Most flapper chains have a clip that you can easily latch onto a different link to shorten the slack. If yours doesn’t, cut the chain with a wire cutter. By reducing the slack on the chain, the flapper will open easily and stay open longer each time you press the handle. This adjustment allows the proper amount of water to flush into the toilet.
Most homeowners don’t realize that their plumbing, like many other systems in their home, needs a vent system to operate correctly. The plumbing vent system regulates air pressure, helps move water through the pipes, and removes gas and odors from the home.
When there’s something wrong with the plumbing vent system, it impacts water pressure, drainage, and flushing power. You can usually tell something is wrong if you hear gurgling sounds in the drains, start to notice a slow drain in the shower or sink, or smell disgusting sewage odors.
If you suspect that your toilet has a weak flush due to a vent system issue, call a plumber immediately. Vent systems are not something that you’ll be able to troubleshoot yourself, even with the help of Google and Youtube.

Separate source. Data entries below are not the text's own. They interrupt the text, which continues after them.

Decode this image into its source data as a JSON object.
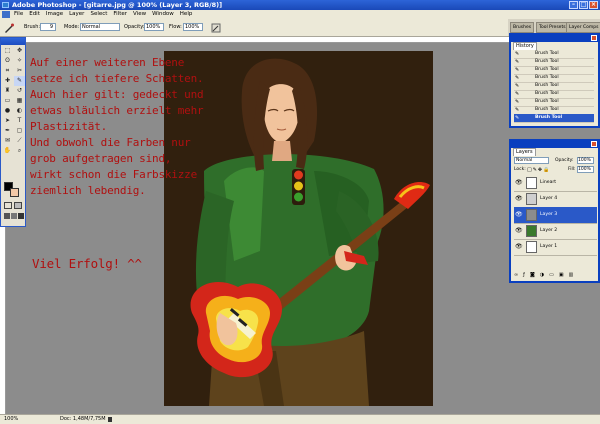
{
  "window": {
    "title": "Adobe Photoshop - [gitarre.jpg @ 100% (Layer 3, RGB/8)]"
  },
  "menu": [
    "File",
    "Edit",
    "Image",
    "Layer",
    "Select",
    "Filter",
    "View",
    "Window",
    "Help"
  ],
  "options": {
    "brush_label": "Brush:",
    "brush_size": "9",
    "mode_label": "Mode:",
    "mode_value": "Normal",
    "opacity_label": "Opacity:",
    "opacity_value": "100%",
    "flow_label": "Flow:",
    "flow_value": "100%"
  },
  "palette_well": {
    "tabs": [
      "Brushes",
      "Tool Presets",
      "Layer Comps"
    ]
  },
  "overlay_text": {
    "lines": [
      "Auf einer weiteren Ebene",
      "setze ich tiefere Schatten.",
      "Auch hier gilt: gedeckt und",
      "etwas bläulich erzielt mehr",
      "Plastizität.",
      "Und obwohl die Farben nur",
      "grob aufgetragen sind,",
      "wirkt schon die Farbskizze",
      "ziemlich lebendig."
    ],
    "closing": "Viel Erfolg! ^^"
  },
  "history": {
    "title": "History",
    "items": [
      "Brush Tool",
      "Brush Tool",
      "Brush Tool",
      "Brush Tool",
      "Brush Tool",
      "Brush Tool",
      "Brush Tool",
      "Brush Tool",
      "Brush Tool"
    ],
    "selected_index": 8
  },
  "layers": {
    "title": "Layers",
    "mode_value": "Normal",
    "opacity_label": "Opacity:",
    "opacity_value": "100%",
    "lock_label": "Lock:",
    "fill_label": "Fill:",
    "fill_value": "100%",
    "items": [
      {
        "name": "Lineart"
      },
      {
        "name": "Layer 4"
      },
      {
        "name": "Layer 3"
      },
      {
        "name": "Layer 2"
      },
      {
        "name": "Layer 1"
      }
    ],
    "selected_index": 2
  },
  "status": {
    "zoom": "100%",
    "doc": "Doc: 1,48M/7,75M"
  },
  "colors": {
    "foreground": "#000000",
    "background": "#f3c9a8",
    "overlay_text": "#b01010",
    "canvas": "#31200e"
  },
  "icons": [
    "move-icon",
    "marquee-icon",
    "lasso-icon",
    "magic-wand-icon",
    "crop-icon",
    "slice-icon",
    "healing-icon",
    "brush-icon",
    "stamp-icon",
    "history-brush-icon",
    "eraser-icon",
    "gradient-icon",
    "blur-icon",
    "dodge-icon",
    "path-icon",
    "type-icon",
    "pen-icon",
    "shape-icon",
    "notes-icon",
    "eyedropper-icon",
    "hand-icon",
    "zoom-icon",
    "eye-icon",
    "chain-icon",
    "trash-icon"
  ]
}
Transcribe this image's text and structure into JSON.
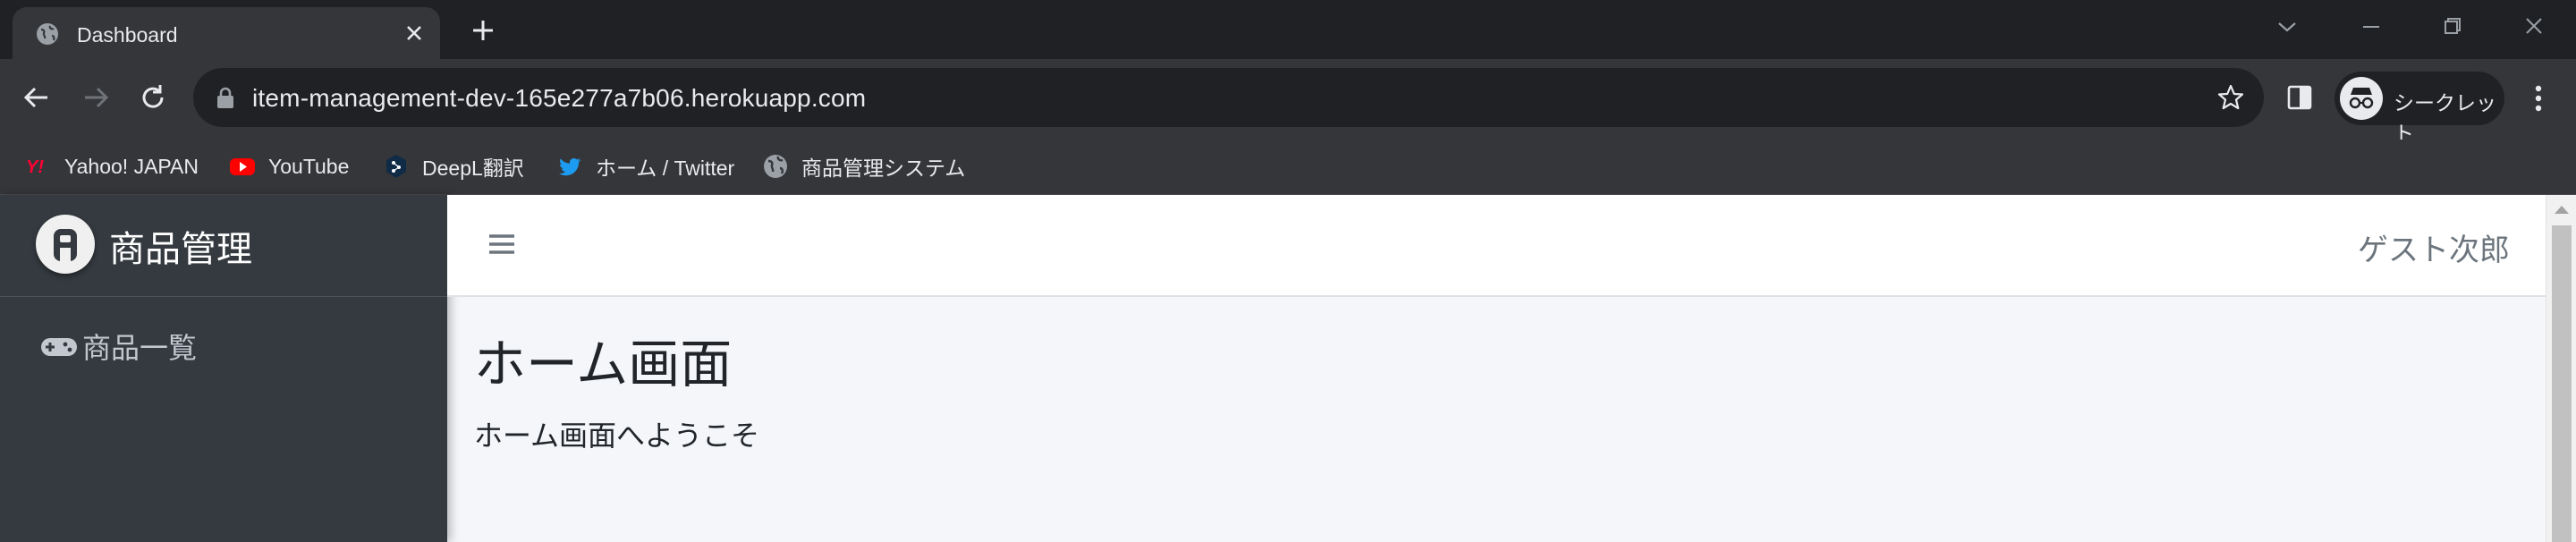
{
  "browser": {
    "tab": {
      "title": "Dashboard"
    },
    "url": "item-management-dev-165e277a7b06.herokuapp.com",
    "profile_label": "シークレット",
    "bookmarks": [
      {
        "label": "Yahoo! JAPAN",
        "icon": "yahoo-icon"
      },
      {
        "label": "YouTube",
        "icon": "youtube-icon"
      },
      {
        "label": "DeepL翻訳",
        "icon": "deepl-icon"
      },
      {
        "label": "ホーム / Twitter",
        "icon": "twitter-icon"
      },
      {
        "label": "商品管理システム",
        "icon": "globe-icon"
      }
    ]
  },
  "app": {
    "brand": "商品管理",
    "sidebar": {
      "items": [
        {
          "label": "商品一覧",
          "icon": "gamepad-icon"
        }
      ]
    },
    "header": {
      "user": "ゲスト次郎"
    },
    "main": {
      "title": "ホーム画面",
      "message": "ホーム画面へようこそ"
    }
  },
  "colors": {
    "sidebar_bg": "#343a40",
    "content_bg": "#f4f6f9",
    "chrome_dark": "#202124",
    "chrome_toolbar": "#35363a"
  }
}
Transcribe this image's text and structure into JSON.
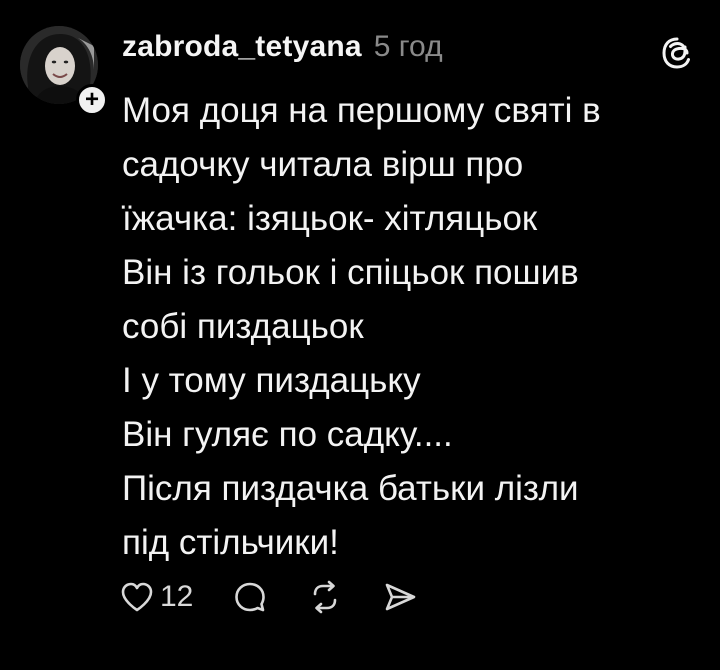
{
  "post": {
    "username": "zabroda_tetyana",
    "timestamp": "5 год",
    "avatar_icon": "profile-photo",
    "follow_badge": "+",
    "lines": [
      "Моя доця на першому святі в",
      "садочку читала вірш про",
      "їжачка: ізяцьок- хітляцьок",
      "Він із гольок і спіцьок пошив",
      "собі пиздацьок",
      "І у тому пиздацьку",
      "Він гуляє по садку....",
      "Після пиздачка батьки лізли",
      "під стільчики!"
    ],
    "likes": "12",
    "icons": [
      "heart-icon",
      "comment-icon",
      "repost-icon",
      "share-icon",
      "threads-logo-icon"
    ],
    "colors": {
      "background": "#000000",
      "text": "#f3f3f3",
      "timestamp": "#8a8a8a"
    }
  }
}
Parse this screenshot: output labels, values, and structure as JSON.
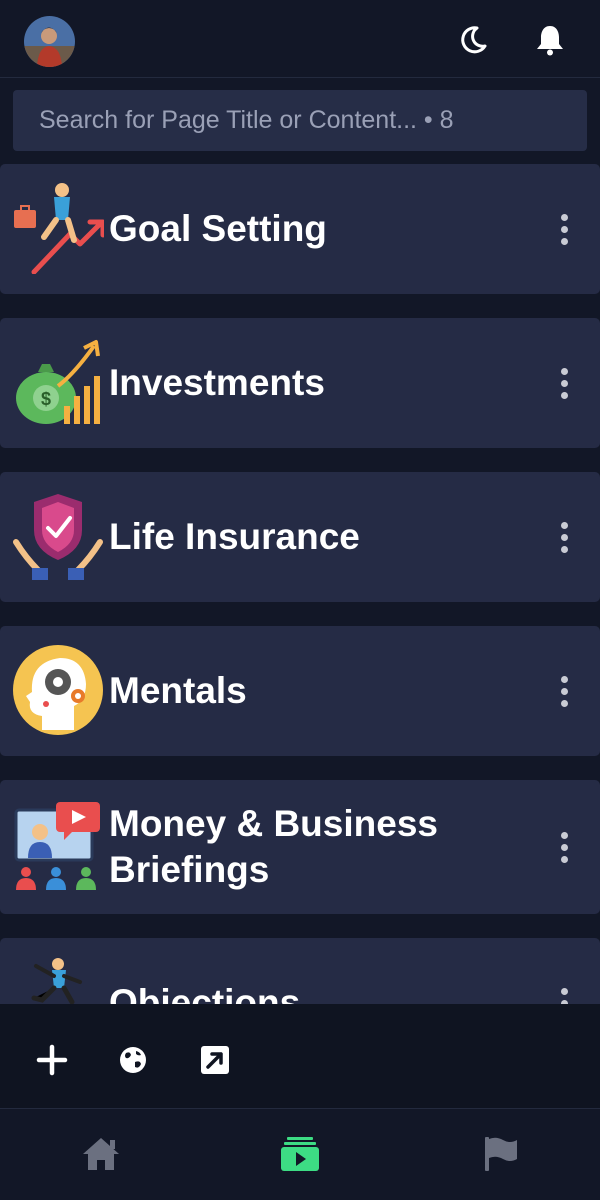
{
  "header": {
    "avatar_icon": "user-avatar",
    "theme_icon": "moon-icon",
    "notifications_icon": "bell-icon"
  },
  "search": {
    "placeholder": "Search for Page Title or Content... • 8"
  },
  "pages": [
    {
      "title": "Goal Setting",
      "icon": "goal-setting-icon"
    },
    {
      "title": "Investments",
      "icon": "investments-icon"
    },
    {
      "title": "Life Insurance",
      "icon": "life-insurance-icon"
    },
    {
      "title": "Mentals",
      "icon": "mentals-icon"
    },
    {
      "title": "Money & Business Briefings",
      "icon": "business-briefings-icon"
    },
    {
      "title": "Objections",
      "icon": "objections-icon"
    }
  ],
  "actions": [
    {
      "icon": "plus-icon"
    },
    {
      "icon": "globe-icon"
    },
    {
      "icon": "external-link-icon"
    }
  ],
  "tabs": [
    {
      "icon": "home-icon",
      "active": false
    },
    {
      "icon": "media-folder-icon",
      "active": true
    },
    {
      "icon": "flag-icon",
      "active": false
    }
  ],
  "colors": {
    "background": "#121727",
    "card": "#252b45",
    "active_tab": "#3ddc84",
    "inactive_tab": "#6b7080"
  }
}
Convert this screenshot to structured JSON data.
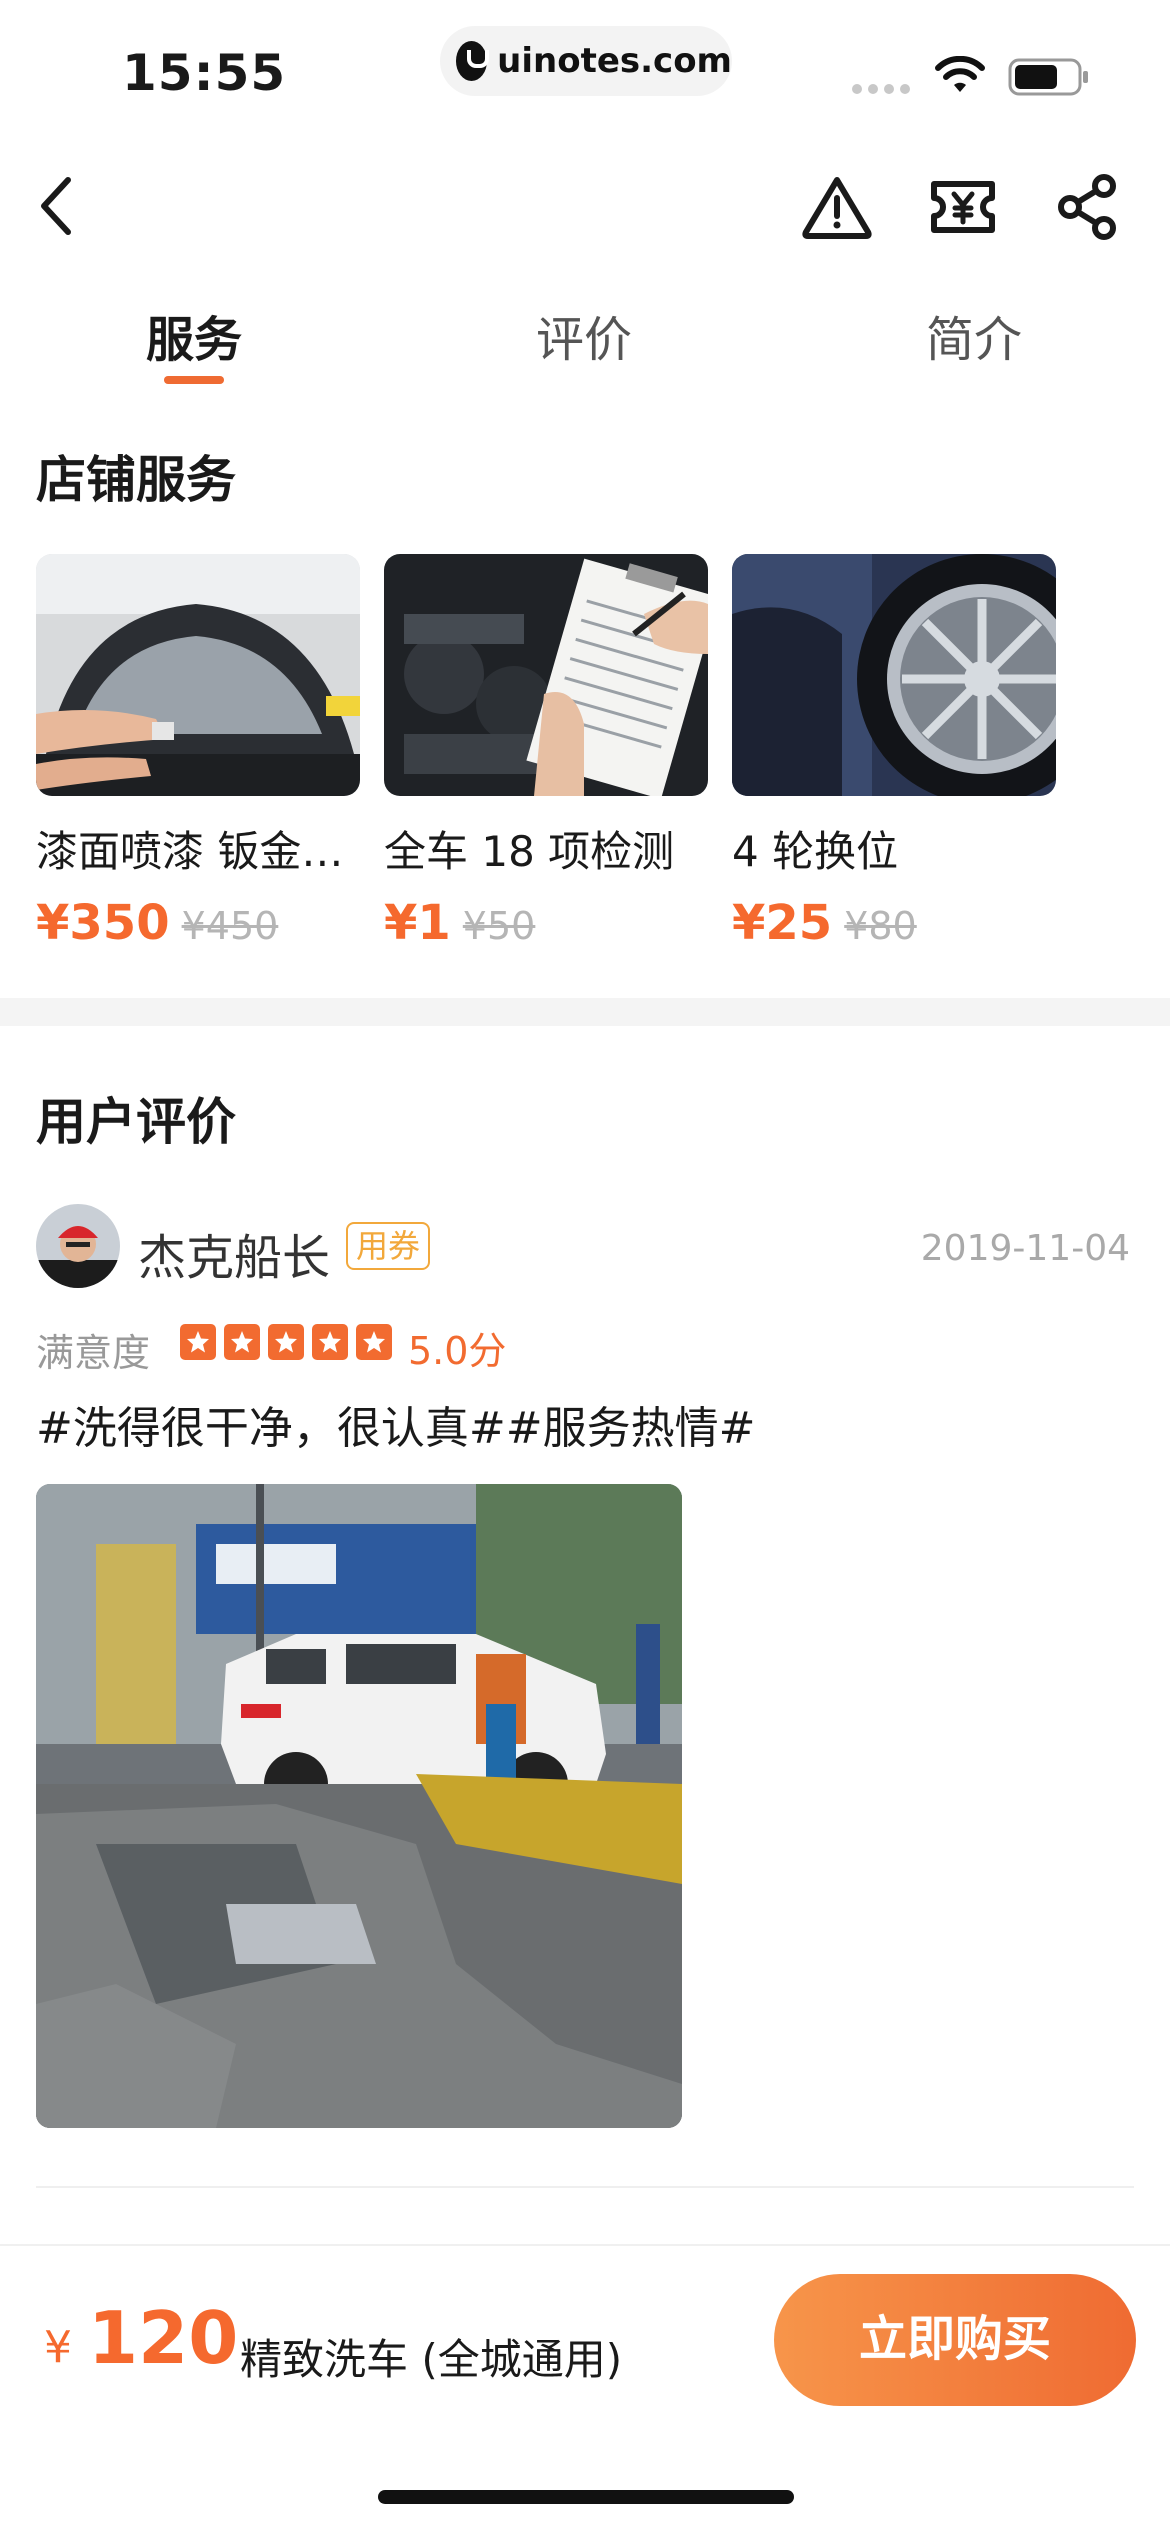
{
  "status_bar": {
    "time": "15:55",
    "url": "uinotes.com"
  },
  "nav": {
    "icons": [
      "back-icon",
      "warning-icon",
      "coupon-yuan-icon",
      "share-icon"
    ]
  },
  "tabs": [
    {
      "label": "服务",
      "active": true
    },
    {
      "label": "评价",
      "active": false
    },
    {
      "label": "简介",
      "active": false
    }
  ],
  "services": {
    "title": "店铺服务",
    "items": [
      {
        "name": "漆面喷漆 钣金…",
        "price": "¥350",
        "original_price": "¥450"
      },
      {
        "name": "全车 18 项检测",
        "price": "¥1",
        "original_price": "¥50"
      },
      {
        "name": "4 轮换位",
        "price": "¥25",
        "original_price": "¥80"
      }
    ]
  },
  "reviews": {
    "title": "用户评价",
    "items": [
      {
        "user_name": "杰克船长",
        "tag": "用券",
        "date": "2019-11-04",
        "satisfaction_label": "满意度",
        "rating": 5,
        "score_text": "5.0分",
        "text": "#洗得很干净，很认真##服务热情#"
      }
    ]
  },
  "bottom_bar": {
    "currency": "¥",
    "price": "120",
    "product_name": "精致洗车 (全城通用)",
    "buy_label": "立即购买"
  },
  "colors": {
    "accent": "#f5692e",
    "coupon": "#f2a83b",
    "muted": "#b5b5b5"
  }
}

Your plumber will inspect the vent pipe on your roof and use specialized equipment to check for a blockage. If they find a blockage, they’ll use tools to break it up or flush it out.
Check out this video to get a look at what your plumber will do if he or she suspects a clog in the vent pipe. Again, I do not recommend trying this yourself.
If your plumber doesn’t find a blockage, they will run several other tests and inspections to identify and solve the issue.
In a recent article, I wrote about saving money on your water and sewer bill, one of my suggestions was to displace water into your toilet’s tank by placing a water bottle filled with pebbles in the tank. By doing so, your tank will refill with less water reducing the water you use for each flush. This technique certainly saves water and money, but it could negatively impact flushing power.
If you’re trying to be a savvy homeowner and save money by displacing water in your toilet’s tank, but now your toilet has a weak flush, remove whatever you’re using to displace the water or try a smaller object. If you are using a large water bottle, try a smaller one. If you try a smaller water bottle but still have a weak flushing toilet, remove it entirely and make up the savings on your water and sewer bill elsewhere (I provide over 20 suggestions in the article).
Weak flushing toilets are a common issue in homes, so if you’re having trouble, don’t panic. Go through each of the causes in this article, and if none of them do the trick, call a professional. If you don’t already have a plumber that you trust, you can get free, no-obligation quotes from plumbers in your area on HomeAdvisor.com. You can also read reviews of each plumber and submit questions so you can find one that will do a great job at a fair price.
Do you know of any other tips for dealing with a weak flush? Let us know in the comments below!
If you found this article helpful, you should also check out:
- 6 Ways to Fix Standing Water in the Bottom of Your Dishwasher
- Liquid-Plumr vs. Drano: Which Drain Cleaner Is Better?
- Green Gobbler vs. Drano: Which Drain Cleaner Is Better?
- Does Drano Work? How Does Drano Work? An In-Depth Review
- Tankless Water Heaters: 7 Pros and 6 Cons You Need to Know
- How to Fix a Dryer That’s Not Drying (10 DIY Solutions)
- How Long Do Hot Water Heaters Last? (and How to Extend Their Life)
- How Long Do Dishwashers Last on Average?
- The Ultimate Home Maintenance Checklist (Printable)
- HomeAdvisor vs. Angie’s List: Differences, Similarities, Pros, and Cons
- How to Clean Stainless Steel Appliances Without Streaking: 4 Easy Steps
- How to Fix a Cracked or Chipped Porcelain Sink (8 Easy Steps)